While these bugs are harmless (they don’t bite or sting) they can be quite a nuisance. Here are a few things to remember about these little critters as they begin their invasion this month:
Where they come from – If you grew up in Florida, or have lived here long enough, you’re bound to hear the urban legend that the University of Florida crossbred a ladybug and a fly to create love bugs to combat mosquitos. Unfortunately, as with most urban legends, it’s simply not true. UF says the bugs migrated here all on their own from Central America, via Texas and Louisiana before making their way to the Sunshine State.
What attracts them – Love bugs are attracted to heat, freshly painted surfaces and surfaces that are light-colored. This means you’ll find them near your garage door a lot and around the outside of your house if it’s painted a light color.
How to combat them - Here’s where it gets tricky. UF says that chemical pesticides do little to deter these little bugs. You might try tiki torches, citronella candles or mosquito repellent, but the only sure-fire way of avoiding them is by being inside and away from them.
A retractable screen on your garage door and lanai allow you to enjoy the outside air without the “not so easy to love” bugs getting in your hair, tickling your face, and continually landing on your skin.

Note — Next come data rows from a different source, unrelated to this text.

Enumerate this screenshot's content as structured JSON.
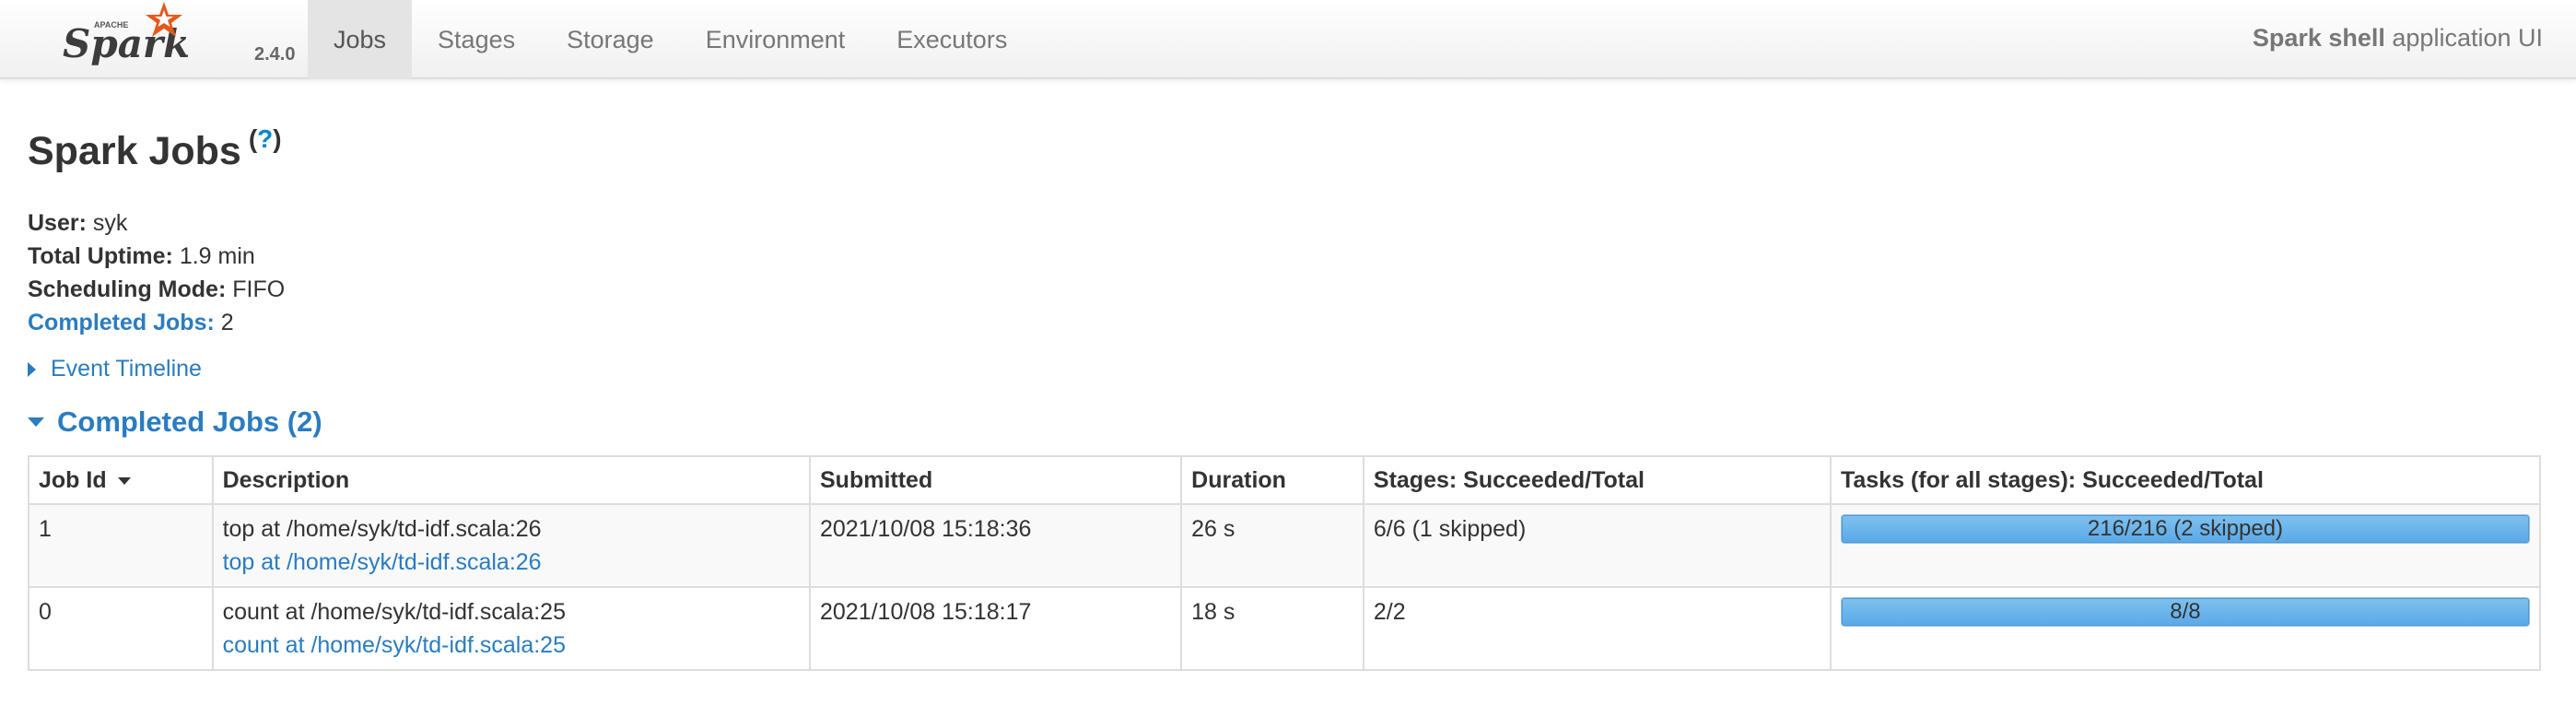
{
  "navbar": {
    "logo_apache": "APACHE",
    "logo_text": "Spark",
    "version": "2.4.0",
    "tabs": [
      {
        "label": "Jobs",
        "active": true
      },
      {
        "label": "Stages",
        "active": false
      },
      {
        "label": "Storage",
        "active": false
      },
      {
        "label": "Environment",
        "active": false
      },
      {
        "label": "Executors",
        "active": false
      }
    ],
    "app_name": "Spark shell",
    "app_suffix": " application UI"
  },
  "page": {
    "title": "Spark Jobs",
    "help_open": "(",
    "help_mark": "?",
    "help_close": ")"
  },
  "summary": {
    "user_label": "User:",
    "user_value": " syk",
    "uptime_label": "Total Uptime:",
    "uptime_value": " 1.9 min",
    "scheduling_label": "Scheduling Mode:",
    "scheduling_value": " FIFO",
    "completed_label": "Completed Jobs:",
    "completed_value": " 2"
  },
  "event_timeline": "Event Timeline",
  "completed_section": {
    "title": "Completed Jobs (2)",
    "columns": [
      "Job Id",
      "Description",
      "Submitted",
      "Duration",
      "Stages: Succeeded/Total",
      "Tasks (for all stages): Succeeded/Total"
    ],
    "rows": [
      {
        "job_id": "1",
        "description": "top at /home/syk/td-idf.scala:26",
        "description_link": "top at /home/syk/td-idf.scala:26",
        "submitted": "2021/10/08 15:18:36",
        "duration": "26 s",
        "stages": "6/6 (1 skipped)",
        "tasks_label": "216/216 (2 skipped)",
        "tasks_fraction": 1.0
      },
      {
        "job_id": "0",
        "description": "count at /home/syk/td-idf.scala:25",
        "description_link": "count at /home/syk/td-idf.scala:25",
        "submitted": "2021/10/08 15:18:17",
        "duration": "18 s",
        "stages": "2/2",
        "tasks_label": "8/8",
        "tasks_fraction": 1.0
      }
    ]
  },
  "colors": {
    "link": "#2a7cc0",
    "logo_orange": "#e25a1c",
    "progress_fill": "#5aaae8"
  }
}
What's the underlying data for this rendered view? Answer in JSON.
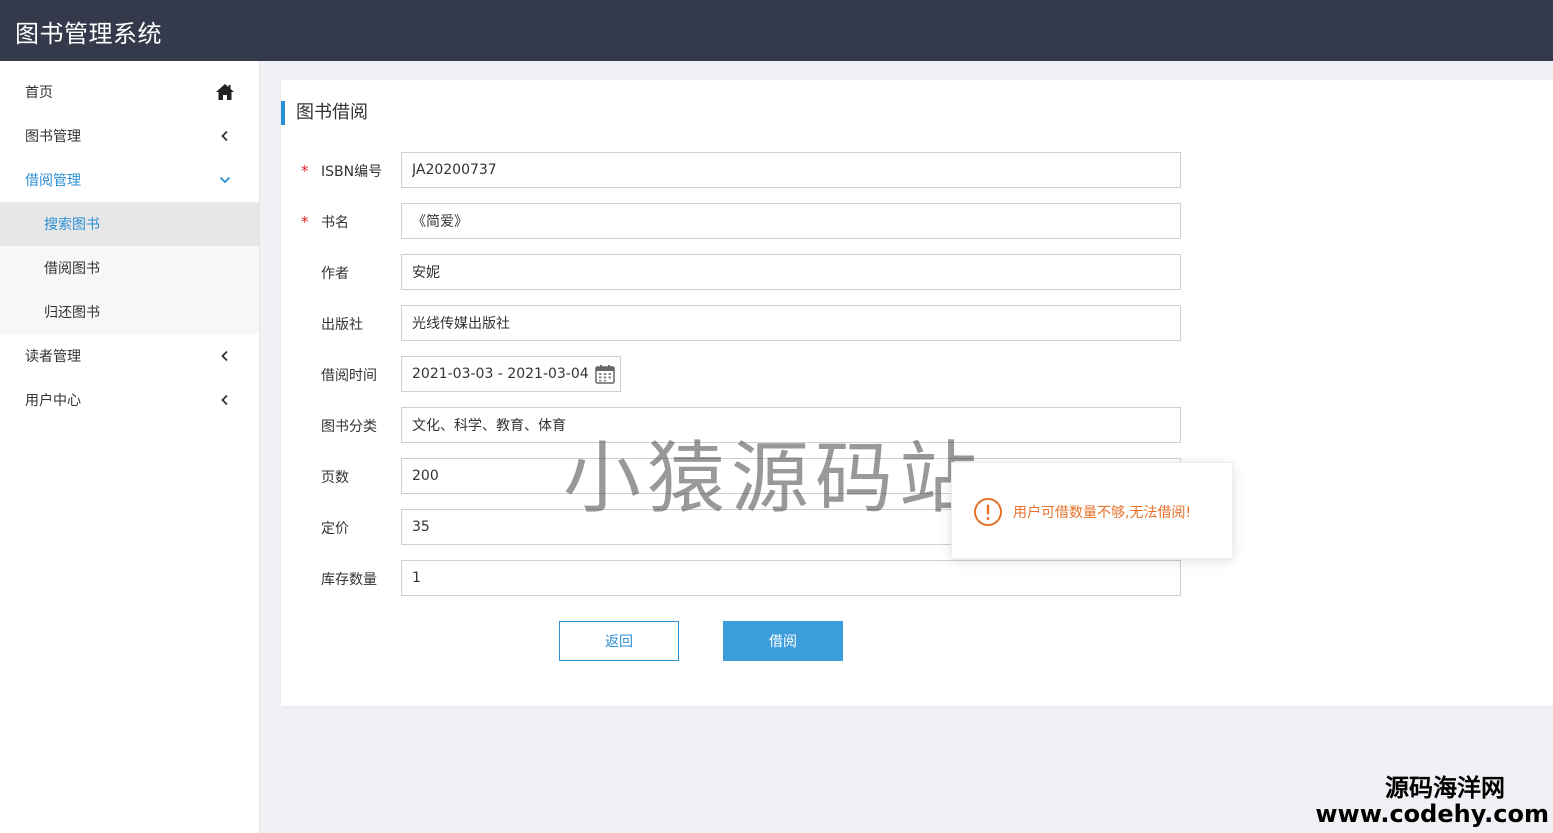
{
  "header": {
    "title": "图书管理系统"
  },
  "sidebar": {
    "items": [
      {
        "label": "首页",
        "icon": "home-icon"
      },
      {
        "label": "图书管理",
        "icon": "chevron-left-icon"
      },
      {
        "label": "借阅管理",
        "icon": "chevron-down-icon",
        "expanded": true,
        "children": [
          {
            "label": "搜索图书",
            "active": true
          },
          {
            "label": "借阅图书"
          },
          {
            "label": "归还图书"
          }
        ]
      },
      {
        "label": "读者管理",
        "icon": "chevron-left-icon"
      },
      {
        "label": "用户中心",
        "icon": "chevron-left-icon"
      }
    ]
  },
  "main": {
    "title": "图书借阅",
    "required_mark": "*",
    "fields": {
      "isbn": {
        "label": "ISBN编号",
        "value": "JA20200737",
        "required": true
      },
      "name": {
        "label": "书名",
        "value": "《简爱》",
        "required": true
      },
      "author": {
        "label": "作者",
        "value": "安妮"
      },
      "publisher": {
        "label": "出版社",
        "value": "光线传媒出版社"
      },
      "borrow_time": {
        "label": "借阅时间",
        "value": "2021-03-03 - 2021-03-04"
      },
      "category": {
        "label": "图书分类",
        "value": "文化、科学、教育、体育"
      },
      "pages": {
        "label": "页数",
        "value": "200"
      },
      "price": {
        "label": "定价",
        "value": "35"
      },
      "stock": {
        "label": "库存数量",
        "value": "1"
      }
    },
    "buttons": {
      "back": "返回",
      "borrow": "借阅"
    }
  },
  "toast": {
    "message": "用户可借数量不够,无法借阅!",
    "icon": "warning-icon"
  },
  "watermark": {
    "text": "小猿源码站"
  },
  "corner_watermark": {
    "line1": "源码海洋网",
    "line2": "www.codehy.com"
  },
  "colors": {
    "header_bg": "#343a4c",
    "accent": "#2b8fd6",
    "primary_button": "#3b9ddb",
    "warning": "#e6722a",
    "required": "#e02020"
  }
}
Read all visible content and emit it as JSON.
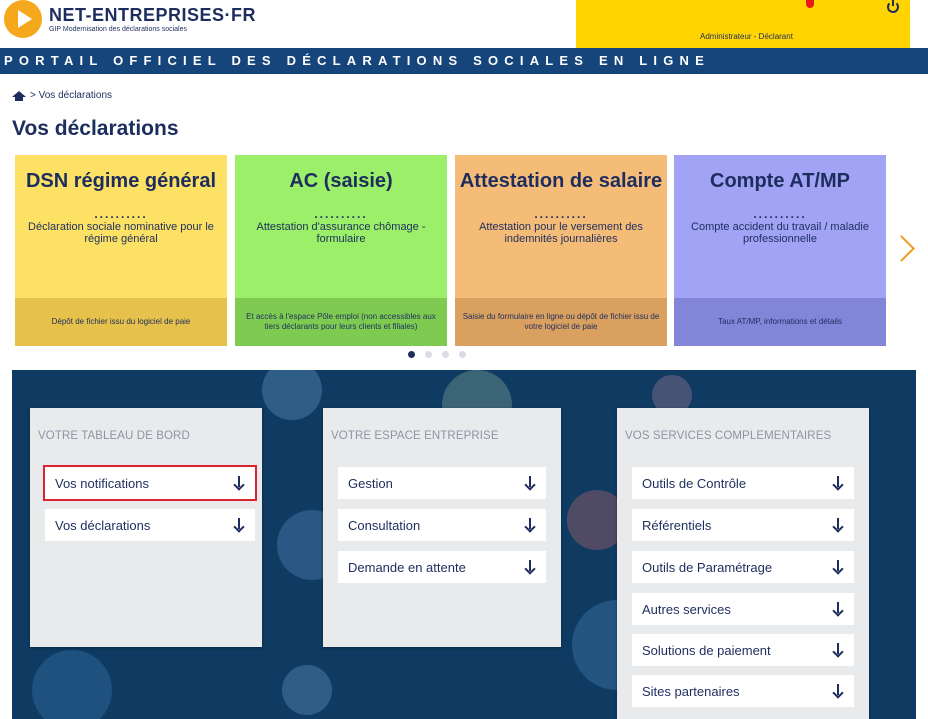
{
  "header": {
    "logo_title": "NET-ENTREPRISES·FR",
    "logo_subtitle": "GIP Modernisation des déclarations sociales",
    "user_role": "Administrateur - Déclarant",
    "portal_banner": "PORTAIL OFFICIEL DES DÉCLARATIONS SOCIALES EN LIGNE"
  },
  "breadcrumb": {
    "separator": ">",
    "current": "Vos déclarations"
  },
  "page_title": "Vos déclarations",
  "cards": [
    {
      "title": "DSN régime général",
      "dots": "..........",
      "subtitle": "Déclaration sociale nominative pour le régime général",
      "footer": "Dépôt de fichier issu du logiciel de paie"
    },
    {
      "title": "AC (saisie)",
      "dots": "..........",
      "subtitle": "Attestation d'assurance chômage - formulaire",
      "footer": "Et accès à l'espace Pôle emploi (non accessibles aux tiers déclarants pour leurs clients et filiales)"
    },
    {
      "title": "Attestation de salaire",
      "dots": "..........",
      "subtitle": "Attestation pour le versement des indemnités journalières",
      "footer": "Saisie du formulaire en ligne ou dépôt de fichier issu de votre logiciel de paie"
    },
    {
      "title": "Compte AT/MP",
      "dots": "..........",
      "subtitle": "Compte accident du travail / maladie professionnelle",
      "footer": "Taux AT/MP, informations et détails"
    }
  ],
  "carousel": {
    "pages": 4,
    "active_index": 0
  },
  "panels": [
    {
      "heading": "VOTRE TABLEAU DE BORD",
      "items": [
        "Vos notifications",
        "Vos déclarations"
      ]
    },
    {
      "heading": "VOTRE ESPACE ENTREPRISE",
      "items": [
        "Gestion",
        "Consultation",
        "Demande en attente"
      ]
    },
    {
      "heading": "VOS SERVICES COMPLEMENTAIRES",
      "items": [
        "Outils de Contrôle",
        "Référentiels",
        "Outils de Paramétrage",
        "Autres services",
        "Solutions de paiement",
        "Sites partenaires"
      ]
    }
  ],
  "colors": {
    "navy": "#1d2e5e",
    "header_yellow": "#ffd400",
    "banner_blue": "#16457b",
    "card_yellow": "#fde165",
    "card_green": "#9cef68",
    "card_orange": "#f5bc78",
    "card_violet": "#a2a3f5",
    "selection_red": "#d9232e"
  }
}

In the end, the best way to deal with love bugs is to leave them alone. They will go away within a week, then return next Spring.